Without the pictures, can you quote each line below exactly?

****************

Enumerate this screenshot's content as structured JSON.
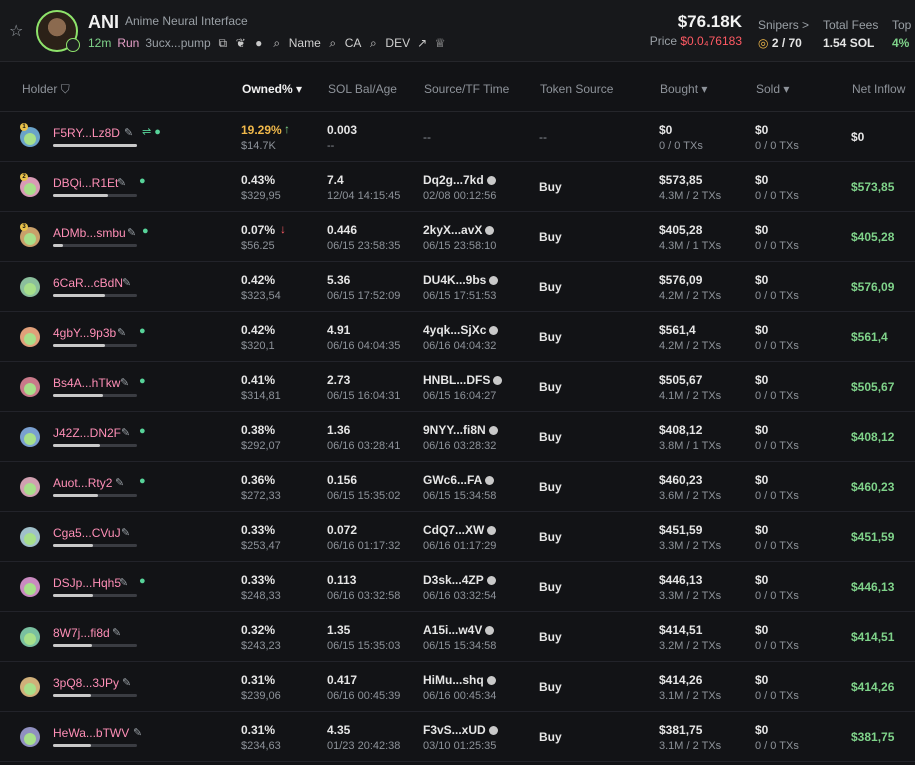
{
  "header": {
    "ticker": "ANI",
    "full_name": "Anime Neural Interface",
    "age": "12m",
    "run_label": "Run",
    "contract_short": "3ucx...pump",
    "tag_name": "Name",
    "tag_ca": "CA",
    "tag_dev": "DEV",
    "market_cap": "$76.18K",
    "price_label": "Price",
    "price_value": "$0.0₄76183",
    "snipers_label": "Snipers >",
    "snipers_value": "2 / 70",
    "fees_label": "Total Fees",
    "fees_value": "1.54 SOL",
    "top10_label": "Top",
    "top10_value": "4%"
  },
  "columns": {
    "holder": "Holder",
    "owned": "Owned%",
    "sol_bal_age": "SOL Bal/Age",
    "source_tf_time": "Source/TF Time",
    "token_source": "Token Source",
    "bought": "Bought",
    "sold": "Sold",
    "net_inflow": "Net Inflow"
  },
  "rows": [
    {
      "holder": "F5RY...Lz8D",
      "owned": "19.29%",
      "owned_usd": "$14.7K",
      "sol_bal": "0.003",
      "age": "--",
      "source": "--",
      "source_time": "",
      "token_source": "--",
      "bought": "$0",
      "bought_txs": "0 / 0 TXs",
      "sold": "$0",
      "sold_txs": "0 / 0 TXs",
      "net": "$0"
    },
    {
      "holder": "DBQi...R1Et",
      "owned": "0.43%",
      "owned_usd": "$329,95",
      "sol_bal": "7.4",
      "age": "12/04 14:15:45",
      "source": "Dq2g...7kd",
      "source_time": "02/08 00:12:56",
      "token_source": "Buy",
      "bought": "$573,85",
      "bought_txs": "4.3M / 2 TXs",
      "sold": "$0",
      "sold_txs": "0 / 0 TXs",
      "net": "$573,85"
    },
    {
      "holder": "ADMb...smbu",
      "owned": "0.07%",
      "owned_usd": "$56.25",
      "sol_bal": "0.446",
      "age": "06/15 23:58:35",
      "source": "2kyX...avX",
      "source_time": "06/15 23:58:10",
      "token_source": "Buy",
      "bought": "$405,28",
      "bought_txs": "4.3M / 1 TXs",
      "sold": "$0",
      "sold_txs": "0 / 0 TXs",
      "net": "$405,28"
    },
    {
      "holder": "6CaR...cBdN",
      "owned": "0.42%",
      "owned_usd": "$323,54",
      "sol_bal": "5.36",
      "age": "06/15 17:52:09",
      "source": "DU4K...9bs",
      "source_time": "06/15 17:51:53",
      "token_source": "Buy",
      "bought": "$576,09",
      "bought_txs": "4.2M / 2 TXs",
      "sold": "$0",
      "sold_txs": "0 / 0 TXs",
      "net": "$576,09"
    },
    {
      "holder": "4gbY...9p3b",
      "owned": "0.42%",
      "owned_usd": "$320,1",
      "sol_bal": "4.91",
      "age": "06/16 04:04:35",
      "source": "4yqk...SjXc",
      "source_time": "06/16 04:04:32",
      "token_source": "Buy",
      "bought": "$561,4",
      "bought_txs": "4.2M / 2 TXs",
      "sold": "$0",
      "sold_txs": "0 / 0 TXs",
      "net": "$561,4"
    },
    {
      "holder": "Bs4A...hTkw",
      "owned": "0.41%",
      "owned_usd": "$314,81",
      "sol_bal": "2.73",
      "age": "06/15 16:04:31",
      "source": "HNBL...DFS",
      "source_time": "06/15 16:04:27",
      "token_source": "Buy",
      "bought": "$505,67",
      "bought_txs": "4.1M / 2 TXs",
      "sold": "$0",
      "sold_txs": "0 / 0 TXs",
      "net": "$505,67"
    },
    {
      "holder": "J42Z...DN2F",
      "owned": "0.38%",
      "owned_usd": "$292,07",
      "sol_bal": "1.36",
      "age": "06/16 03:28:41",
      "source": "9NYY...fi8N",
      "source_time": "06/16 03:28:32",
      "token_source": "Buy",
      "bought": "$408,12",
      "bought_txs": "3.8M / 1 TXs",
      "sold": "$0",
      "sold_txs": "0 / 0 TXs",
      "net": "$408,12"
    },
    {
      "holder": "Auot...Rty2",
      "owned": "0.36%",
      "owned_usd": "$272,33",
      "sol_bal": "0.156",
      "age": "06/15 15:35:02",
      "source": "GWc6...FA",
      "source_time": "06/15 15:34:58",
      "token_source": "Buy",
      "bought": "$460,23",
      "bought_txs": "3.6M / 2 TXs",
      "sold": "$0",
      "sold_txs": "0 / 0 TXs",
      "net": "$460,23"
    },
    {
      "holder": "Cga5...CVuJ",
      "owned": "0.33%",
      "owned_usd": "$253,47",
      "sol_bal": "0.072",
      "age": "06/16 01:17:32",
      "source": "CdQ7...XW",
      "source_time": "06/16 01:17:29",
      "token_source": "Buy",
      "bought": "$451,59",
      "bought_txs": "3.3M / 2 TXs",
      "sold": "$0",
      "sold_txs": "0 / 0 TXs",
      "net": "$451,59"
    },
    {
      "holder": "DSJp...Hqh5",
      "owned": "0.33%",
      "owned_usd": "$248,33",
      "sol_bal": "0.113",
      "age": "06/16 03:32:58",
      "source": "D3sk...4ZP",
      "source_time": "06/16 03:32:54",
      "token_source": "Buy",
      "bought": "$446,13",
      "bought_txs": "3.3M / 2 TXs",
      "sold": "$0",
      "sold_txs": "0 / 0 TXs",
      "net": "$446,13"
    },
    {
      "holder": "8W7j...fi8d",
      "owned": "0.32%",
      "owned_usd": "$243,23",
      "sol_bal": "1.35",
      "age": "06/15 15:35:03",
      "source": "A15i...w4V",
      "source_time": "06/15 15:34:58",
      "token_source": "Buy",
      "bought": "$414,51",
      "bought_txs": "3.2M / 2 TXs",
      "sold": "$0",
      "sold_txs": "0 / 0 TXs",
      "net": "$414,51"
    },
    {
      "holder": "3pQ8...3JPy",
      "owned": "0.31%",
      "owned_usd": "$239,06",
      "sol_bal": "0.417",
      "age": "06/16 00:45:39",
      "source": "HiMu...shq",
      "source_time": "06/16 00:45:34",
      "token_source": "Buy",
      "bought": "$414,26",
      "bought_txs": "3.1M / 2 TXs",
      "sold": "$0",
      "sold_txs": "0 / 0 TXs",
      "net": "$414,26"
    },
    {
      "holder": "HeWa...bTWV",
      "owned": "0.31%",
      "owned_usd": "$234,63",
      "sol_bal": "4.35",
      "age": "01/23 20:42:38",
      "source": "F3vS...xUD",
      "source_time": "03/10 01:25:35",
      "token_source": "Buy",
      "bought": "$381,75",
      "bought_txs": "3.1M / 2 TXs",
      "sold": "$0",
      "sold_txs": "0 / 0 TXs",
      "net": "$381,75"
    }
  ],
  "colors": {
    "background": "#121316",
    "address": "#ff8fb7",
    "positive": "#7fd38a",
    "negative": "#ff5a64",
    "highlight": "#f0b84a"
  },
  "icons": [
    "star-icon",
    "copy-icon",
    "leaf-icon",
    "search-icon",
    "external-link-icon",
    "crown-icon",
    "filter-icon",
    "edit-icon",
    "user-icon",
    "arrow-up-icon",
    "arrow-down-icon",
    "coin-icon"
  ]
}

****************

> _Final answer_
Enumerate this screenshot's content as structured JSON.
{
  "header": {
    "ticker": "ANI",
    "full_name": "Anime Neural Interface",
    "age": "12m",
    "run_label": "Run",
    "contract_short": "3ucx...pump",
    "tag_name": "Name",
    "tag_ca": "CA",
    "tag_dev": "DEV",
    "market_cap": "$76.18K",
    "price_label": "Price",
    "price_value": "$0.0₄76183",
    "snipers_label": "Snipers >",
    "snipers_value": "2 / 70",
    "fees_label": "Total Fees",
    "fees_value": "1.54 SOL",
    "top10_label": "Top",
    "top10_value": "4%"
  },
  "columns": {
    "holder": "Holder",
    "owned": "Owned%",
    "sol_bal_age": "SOL Bal/Age",
    "source_tf_time": "Source/TF Time",
    "token_source": "Token Source",
    "bought": "Bought",
    "sold": "Sold",
    "net_inflow": "Net Inflow"
  },
  "rows": [
    {
      "holder": "F5RY...Lz8D",
      "owned": "19.29%",
      "owned_usd": "$14.7K",
      "sol_bal": "0.003",
      "age": "--",
      "source": "--",
      "source_time": "",
      "token_source": "--",
      "bought": "$0",
      "bought_txs": "0 / 0 TXs",
      "sold": "$0",
      "sold_txs": "0 / 0 TXs",
      "net": "$0"
    },
    {
      "holder": "DBQi...R1Et",
      "owned": "0.43%",
      "owned_usd": "$329,95",
      "sol_bal": "7.4",
      "age": "12/04 14:15:45",
      "source": "Dq2g...7kd",
      "source_time": "02/08 00:12:56",
      "token_source": "Buy",
      "bought": "$573,85",
      "bought_txs": "4.3M / 2 TXs",
      "sold": "$0",
      "sold_txs": "0 / 0 TXs",
      "net": "$573,85"
    },
    {
      "holder": "ADMb...smbu",
      "owned": "0.07%",
      "owned_usd": "$56.25",
      "sol_bal": "0.446",
      "age": "06/15 23:58:35",
      "source": "2kyX...avX",
      "source_time": "06/15 23:58:10",
      "token_source": "Buy",
      "bought": "$405,28",
      "bought_txs": "4.3M / 1 TXs",
      "sold": "$0",
      "sold_txs": "0 / 0 TXs",
      "net": "$405,28"
    },
    {
      "holder": "6CaR...cBdN",
      "owned": "0.42%",
      "owned_usd": "$323,54",
      "sol_bal": "5.36",
      "age": "06/15 17:52:09",
      "source": "DU4K...9bs",
      "source_time": "06/15 17:51:53",
      "token_source": "Buy",
      "bought": "$576,09",
      "bought_txs": "4.2M / 2 TXs",
      "sold": "$0",
      "sold_txs": "0 / 0 TXs",
      "net": "$576,09"
    },
    {
      "holder": "4gbY...9p3b",
      "owned": "0.42%",
      "owned_usd": "$320,1",
      "sol_bal": "4.91",
      "age": "06/16 04:04:35",
      "source": "4yqk...SjXc",
      "source_time": "06/16 04:04:32",
      "token_source": "Buy",
      "bought": "$561,4",
      "bought_txs": "4.2M / 2 TXs",
      "sold": "$0",
      "sold_txs": "0 / 0 TXs",
      "net": "$561,4"
    },
    {
      "holder": "Bs4A...hTkw",
      "owned": "0.41%",
      "owned_usd": "$314,81",
      "sol_bal": "2.73",
      "age": "06/15 16:04:31",
      "source": "HNBL...DFS",
      "source_time": "06/15 16:04:27",
      "token_source": "Buy",
      "bought": "$505,67",
      "bought_txs": "4.1M / 2 TXs",
      "sold": "$0",
      "sold_txs": "0 / 0 TXs",
      "net": "$505,67"
    },
    {
      "holder": "J42Z...DN2F",
      "owned": "0.38%",
      "owned_usd": "$292,07",
      "sol_bal": "1.36",
      "age": "06/16 03:28:41",
      "source": "9NYY...fi8N",
      "source_time": "06/16 03:28:32",
      "token_source": "Buy",
      "bought": "$408,12",
      "bought_txs": "3.8M / 1 TXs",
      "sold": "$0",
      "sold_txs": "0 / 0 TXs",
      "net": "$408,12"
    },
    {
      "holder": "Auot...Rty2",
      "owned": "0.36%",
      "owned_usd": "$272,33",
      "sol_bal": "0.156",
      "age": "06/15 15:35:02",
      "source": "GWc6...FA",
      "source_time": "06/15 15:34:58",
      "token_source": "Buy",
      "bought": "$460,23",
      "bought_txs": "3.6M / 2 TXs",
      "sold": "$0",
      "sold_txs": "0 / 0 TXs",
      "net": "$460,23"
    },
    {
      "holder": "Cga5...CVuJ",
      "owned": "0.33%",
      "owned_usd": "$253,47",
      "sol_bal": "0.072",
      "age": "06/16 01:17:32",
      "source": "CdQ7...XW",
      "source_time": "06/16 01:17:29",
      "token_source": "Buy",
      "bought": "$451,59",
      "bought_txs": "3.3M / 2 TXs",
      "sold": "$0",
      "sold_txs": "0 / 0 TXs",
      "net": "$451,59"
    },
    {
      "holder": "DSJp...Hqh5",
      "owned": "0.33%",
      "owned_usd": "$248,33",
      "sol_bal": "0.113",
      "age": "06/16 03:32:58",
      "source": "D3sk...4ZP",
      "source_time": "06/16 03:32:54",
      "token_source": "Buy",
      "bought": "$446,13",
      "bought_txs": "3.3M / 2 TXs",
      "sold": "$0",
      "sold_txs": "0 / 0 TXs",
      "net": "$446,13"
    },
    {
      "holder": "8W7j...fi8d",
      "owned": "0.32%",
      "owned_usd": "$243,23",
      "sol_bal": "1.35",
      "age": "06/15 15:35:03",
      "source": "A15i...w4V",
      "source_time": "06/15 15:34:58",
      "token_source": "Buy",
      "bought": "$414,51",
      "bought_txs": "3.2M / 2 TXs",
      "sold": "$0",
      "sold_txs": "0 / 0 TXs",
      "net": "$414,51"
    },
    {
      "holder": "3pQ8...3JPy",
      "owned": "0.31%",
      "owned_usd": "$239,06",
      "sol_bal": "0.417",
      "age": "06/16 00:45:39",
      "source": "HiMu...shq",
      "source_time": "06/16 00:45:34",
      "token_source": "Buy",
      "bought": "$414,26",
      "bought_txs": "3.1M / 2 TXs",
      "sold": "$0",
      "sold_txs": "0 / 0 TXs",
      "net": "$414,26"
    },
    {
      "holder": "HeWa...bTWV",
      "owned": "0.31%",
      "owned_usd": "$234,63",
      "sol_bal": "4.35",
      "age": "01/23 20:42:38",
      "source": "F3vS...xUD",
      "source_time": "03/10 01:25:35",
      "token_source": "Buy",
      "bought": "$381,75",
      "bought_txs": "3.1M / 2 TXs",
      "sold": "$0",
      "sold_txs": "0 / 0 TXs",
      "net": "$381,75"
    }
  ],
  "colors": {
    "background": "#121316",
    "address": "#ff8fb7",
    "positive": "#7fd38a",
    "negative": "#ff5a64",
    "highlight": "#f0b84a"
  },
  "icons": [
    "star-icon",
    "copy-icon",
    "leaf-icon",
    "search-icon",
    "external-link-icon",
    "crown-icon",
    "filter-icon",
    "edit-icon",
    "user-icon",
    "arrow-up-icon",
    "arrow-down-icon",
    "coin-icon"
  ]
}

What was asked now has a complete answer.